Work required
Search the data below, and report every line in which "group" occurs.
======== Provided entries ========
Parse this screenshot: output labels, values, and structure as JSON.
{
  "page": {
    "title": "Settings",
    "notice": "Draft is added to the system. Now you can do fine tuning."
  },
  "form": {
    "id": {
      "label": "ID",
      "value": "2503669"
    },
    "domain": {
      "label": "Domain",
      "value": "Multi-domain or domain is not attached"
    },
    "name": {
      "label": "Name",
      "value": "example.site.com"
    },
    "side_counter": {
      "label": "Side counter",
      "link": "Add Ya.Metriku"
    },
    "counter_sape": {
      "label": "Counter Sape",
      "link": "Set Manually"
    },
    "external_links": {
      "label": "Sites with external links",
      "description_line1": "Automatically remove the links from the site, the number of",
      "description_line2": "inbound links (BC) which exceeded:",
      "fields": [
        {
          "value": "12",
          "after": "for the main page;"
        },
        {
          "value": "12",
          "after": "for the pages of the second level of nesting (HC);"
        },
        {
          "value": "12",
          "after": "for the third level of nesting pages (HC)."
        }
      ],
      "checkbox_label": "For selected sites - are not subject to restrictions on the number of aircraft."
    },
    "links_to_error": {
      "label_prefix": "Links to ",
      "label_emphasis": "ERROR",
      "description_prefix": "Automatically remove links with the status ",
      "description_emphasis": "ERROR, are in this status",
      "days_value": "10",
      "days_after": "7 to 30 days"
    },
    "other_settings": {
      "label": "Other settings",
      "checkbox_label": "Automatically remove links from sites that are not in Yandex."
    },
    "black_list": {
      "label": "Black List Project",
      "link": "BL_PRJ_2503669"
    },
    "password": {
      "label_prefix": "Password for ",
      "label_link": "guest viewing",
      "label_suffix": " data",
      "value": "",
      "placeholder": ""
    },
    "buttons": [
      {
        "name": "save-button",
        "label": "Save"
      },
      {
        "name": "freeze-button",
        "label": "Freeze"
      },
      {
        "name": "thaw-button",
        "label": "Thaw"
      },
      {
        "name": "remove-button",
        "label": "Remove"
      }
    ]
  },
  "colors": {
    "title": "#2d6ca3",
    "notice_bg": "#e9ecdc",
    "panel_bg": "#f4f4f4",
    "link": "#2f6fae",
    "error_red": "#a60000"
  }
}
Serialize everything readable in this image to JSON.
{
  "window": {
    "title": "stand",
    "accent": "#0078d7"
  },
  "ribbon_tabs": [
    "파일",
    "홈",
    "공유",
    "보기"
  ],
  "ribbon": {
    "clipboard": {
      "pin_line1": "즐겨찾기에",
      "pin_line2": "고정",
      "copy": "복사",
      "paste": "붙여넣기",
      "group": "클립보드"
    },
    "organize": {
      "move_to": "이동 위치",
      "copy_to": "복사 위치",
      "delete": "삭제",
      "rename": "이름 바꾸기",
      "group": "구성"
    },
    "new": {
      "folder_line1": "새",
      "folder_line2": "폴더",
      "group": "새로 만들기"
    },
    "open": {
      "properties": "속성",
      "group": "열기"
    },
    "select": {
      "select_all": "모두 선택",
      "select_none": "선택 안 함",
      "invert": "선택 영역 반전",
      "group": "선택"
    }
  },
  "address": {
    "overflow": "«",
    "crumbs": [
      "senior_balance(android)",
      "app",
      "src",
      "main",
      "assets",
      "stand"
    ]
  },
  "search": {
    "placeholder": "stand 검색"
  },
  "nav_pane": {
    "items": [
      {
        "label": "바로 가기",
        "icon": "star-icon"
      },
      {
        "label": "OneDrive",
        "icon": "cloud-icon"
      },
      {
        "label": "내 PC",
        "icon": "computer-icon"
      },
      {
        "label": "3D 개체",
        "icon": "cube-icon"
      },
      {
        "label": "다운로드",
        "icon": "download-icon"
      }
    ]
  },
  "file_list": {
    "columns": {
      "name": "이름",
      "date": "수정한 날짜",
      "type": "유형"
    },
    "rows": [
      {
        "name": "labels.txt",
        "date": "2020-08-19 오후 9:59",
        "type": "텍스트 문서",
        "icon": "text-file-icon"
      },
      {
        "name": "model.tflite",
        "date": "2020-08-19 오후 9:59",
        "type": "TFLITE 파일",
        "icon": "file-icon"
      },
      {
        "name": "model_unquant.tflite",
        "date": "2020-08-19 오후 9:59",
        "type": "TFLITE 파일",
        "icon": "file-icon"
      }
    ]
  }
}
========
Written solution
      "group": "클립보드"
      "group": "구성"
      "group": "새로 만들기"
      "group": "열기"
      "group": "선택"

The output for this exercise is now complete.